The beginning moments of the game are rough: no explanation is given as to the situation you are in, and as you progress, none is given to you as to how to use new tools as they are provided. The gameplay breaks down to using a glove to control different colored… let’s call them cubes. Depending on the color, right and left clicking on them produces different effects. From there, puzzles are born and run a gambit of just platforming – made capable by maneuvering the cubes – to light mirror puzzles with a bit of color courtesy of the cubes thrown in for a bit of added complexity.
It’s difficult to be sure of what the most interesting aspect of Shank 2 is. It could be the unapologetic ultraviolent nature of the title: a side-scrolling beat-em-up designed around utilizing the customizable load-out of light, heavy, and ranged weapons to brutally massacre everything on screen while simultaneously timing the use of the new evade roll to dodge almost every attack the various sizes of enemies have at their disposal.
It could be the art style, both in the actual game and the cutscenes that serve to push the story forward and reinforce the ultraviolent nature that has become a hallmark of the series, punctuated every time an enemy explodes in a shower of blood and viscera.
It could even be the actual combat, which, while not incredibly different from what was present in the previous game, is still a step forward. Juggling enemies is solid, and the new dodge roll that has replaced the old block makes sure the action never hits an unfortunate standstill.
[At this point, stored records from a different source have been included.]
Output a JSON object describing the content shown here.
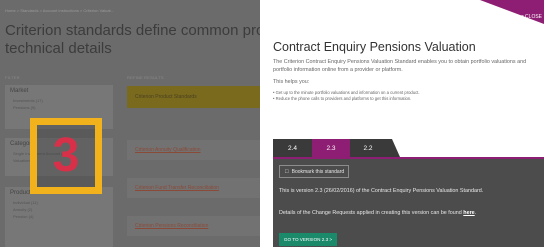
{
  "background": {
    "breadcrumb": "Home > Standards > Account Instructions > Criterion Valuat...",
    "heading": "Criterion standards define common processe technical details",
    "filter_header": "FILTER",
    "refine_header": "REFINE RESULTS",
    "filter_groups": [
      {
        "title": "Market",
        "rows": [
          "Investments (17)",
          "Pensions (9)"
        ]
      },
      {
        "title": "Category",
        "rows": [
          "Single Investment Account (3)",
          "Valuations (2)"
        ]
      },
      {
        "title": "Product",
        "rows": [
          "Individual (11)",
          "Annuity (2)",
          "Pension (4)"
        ]
      }
    ],
    "highlight_row": "Criterion Product Standards",
    "results": [
      "Criterion Annuity Qualification",
      "Criterion Fund Transfer Reconciliation",
      "Criterion Pensions Reconciliation"
    ]
  },
  "countdown": "3",
  "panel": {
    "close_label": "CLOSE",
    "title": "Contract Enquiry Pensions Valuation",
    "description": "The Criterion Contract Enquiry Pensions Valuation Standard enables you to obtain portfolio valuations and portfolio information online from a provider or platform.",
    "helps_label": "This helps you:",
    "bullets": [
      "Get up to the minute portfolio valuations and information on a current product.",
      "Reduce the phone calls to providers and platforms to get this information."
    ],
    "tabs": [
      {
        "label": "2.4",
        "active": false
      },
      {
        "label": "2.3",
        "active": true
      },
      {
        "label": "2.2",
        "active": false
      }
    ],
    "bookmark_label": "Bookmark this standard",
    "version_text": "This is version 2.3 (26/02/2016) of the Contract Enquiry Pensions Valuation Standard.",
    "change_text_prefix": "Details of the Change Requests applied in creating this version can be found ",
    "change_link": "here",
    "change_text_suffix": ".",
    "goto_label": "GO TO VERSION 2.3 >"
  },
  "colors": {
    "accent": "#8e1e73",
    "countdown_border": "#f2b21b",
    "countdown_digit": "#d9304a",
    "goto_button": "#1a8a6b"
  }
}
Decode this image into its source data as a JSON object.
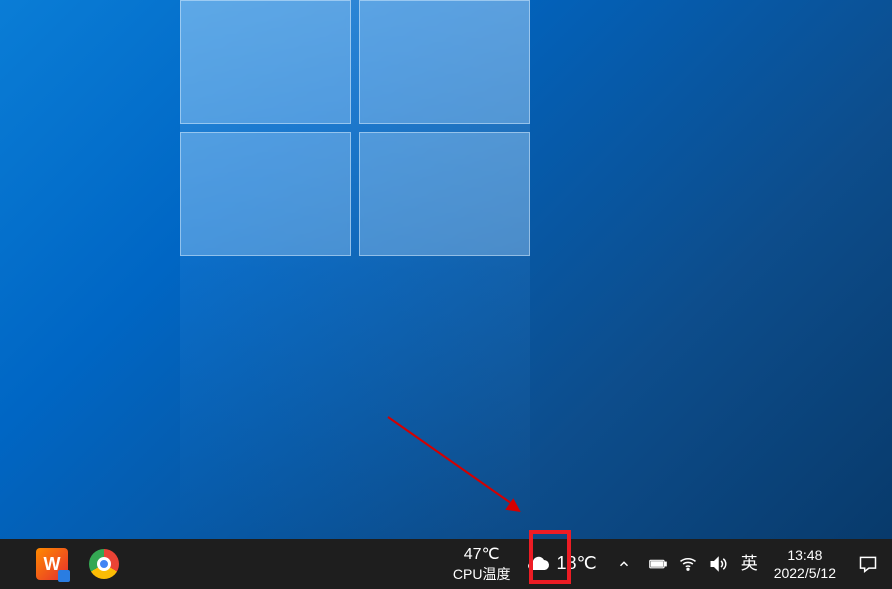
{
  "taskbar": {
    "pinned": [
      {
        "name": "wps",
        "glyph": "W"
      },
      {
        "name": "chrome"
      }
    ],
    "cpu_temp": {
      "value": "47℃",
      "label": "CPU温度"
    },
    "weather": {
      "temp": "18℃"
    },
    "ime": "英",
    "clock": {
      "time": "13:48",
      "date": "2022/5/12"
    }
  },
  "annotation": {
    "highlight_target": "show-hidden-icons"
  }
}
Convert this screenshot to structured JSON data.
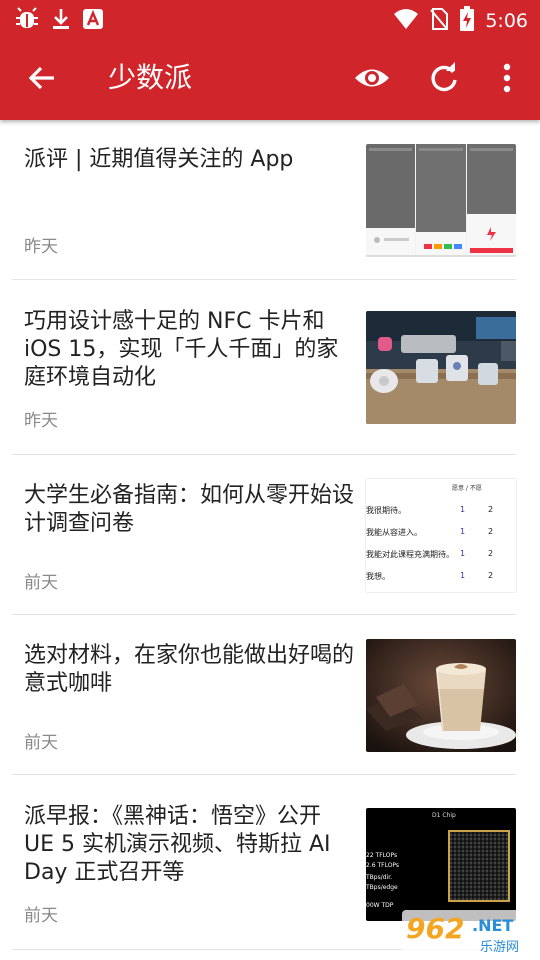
{
  "status_bar": {
    "time": "5:06"
  },
  "toolbar": {
    "title": "少数派"
  },
  "articles": [
    {
      "title": "派评 | 近期值得关注的 App",
      "date": "昨天"
    },
    {
      "title": "巧用设计感十足的 NFC 卡片和 iOS 15，实现「千人千面」的家庭环境自动化",
      "date": "昨天"
    },
    {
      "title": "大学生必备指南：如何从零开始设计调查问卷",
      "date": "前天"
    },
    {
      "title": "选对材料，在家你也能做出好喝的意式咖啡",
      "date": "前天"
    },
    {
      "title": "派早报：《黑神话：悟空》公开 UE 5 实机演示视频、特斯拉 AI Day 正式召开等",
      "date": "前天"
    }
  ],
  "thumb_texts": {
    "survey_header": "愿意 / 不愿",
    "survey_rows": [
      {
        "label": "我很期待。",
        "a": "1",
        "b": "2"
      },
      {
        "label": "我能从容进入。",
        "a": "1",
        "b": "2"
      },
      {
        "label": "我能对此课程充满期待。",
        "a": "1",
        "b": "2"
      },
      {
        "label": "我想。",
        "a": "1",
        "b": "2"
      }
    ],
    "chip_title": "D1 Chip",
    "chip_specs": [
      "22 TFLOPs",
      "2.6 TFLOPs",
      "TBps/dir.",
      "TBps/edge",
      "00W TDP"
    ]
  },
  "watermark": {
    "number": "962",
    "suffix": ".NET",
    "sub": "乐游网"
  },
  "colors": {
    "app_bar": "#d0262b",
    "divider": "#e4e4e4",
    "date_text": "#8a8a8a"
  }
}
Read more
There’s something to be said for games that incorporate FMV scenes. A game that knows how to enhance the experience as a whole with FMV is usually a game that could still be considered a good game without the additional gimmick. In recent years a number of small studios seem to have honed in on this fact, and as a result we, the consumers, have been treated to a number of excellent games.
Twisted Pixel, for example, has a few titles that used it well until they crossed the line with The Gunstringer. While it could be argued that the Kinect peripheral is to blame for some of the underwhelming feeling associated with The Gunstringer, it can’t change the fact that it was the first game Twisted Pixel released where their use of FMV was meant to carry the entire package, and that’s the aforementioned line: one that should never be crossed.
But Futuremark Games Studio’s Unstoppable Gorg manages to offer a solid experience even if you ignore the FMV scenes, and an incredible one if you immerse yourself in them. The videos themselves eschew the normal CGI techniques, turning instead to actual objects and costumed people. It’s this loving attention to detail that really cements the right way to incorporate FMV into a game. Read more
EDIT: Developer Milkstone Studios informs us that an update is coming next week, which will include multiplayer mode
The XBLIG Marketplace is notorious for its often campy FMV games (sadly, no Night Trap port yet), Avatar-laden gimmick titles, and games that bear strikingly low production values. On occasion, a gem will find its way between the otherwise generic rocks of games and spark a glimmer of hope into XBLIG again. One such title is Little Racers STREET, the 15th title from Milkstone Studios, who have made a name for themselves for their high production values and strikingly beautiful games. I’ll have you know that they continue this tradition with their latest offering.
Rarely do I pick up an Xbox indie game and really hunger to return to it later, but LRS had me coming back for more. The gameplay was addictive and offered just enough incentive after each race to keep that carrot dangling in front of me, enticing me to continue. Read more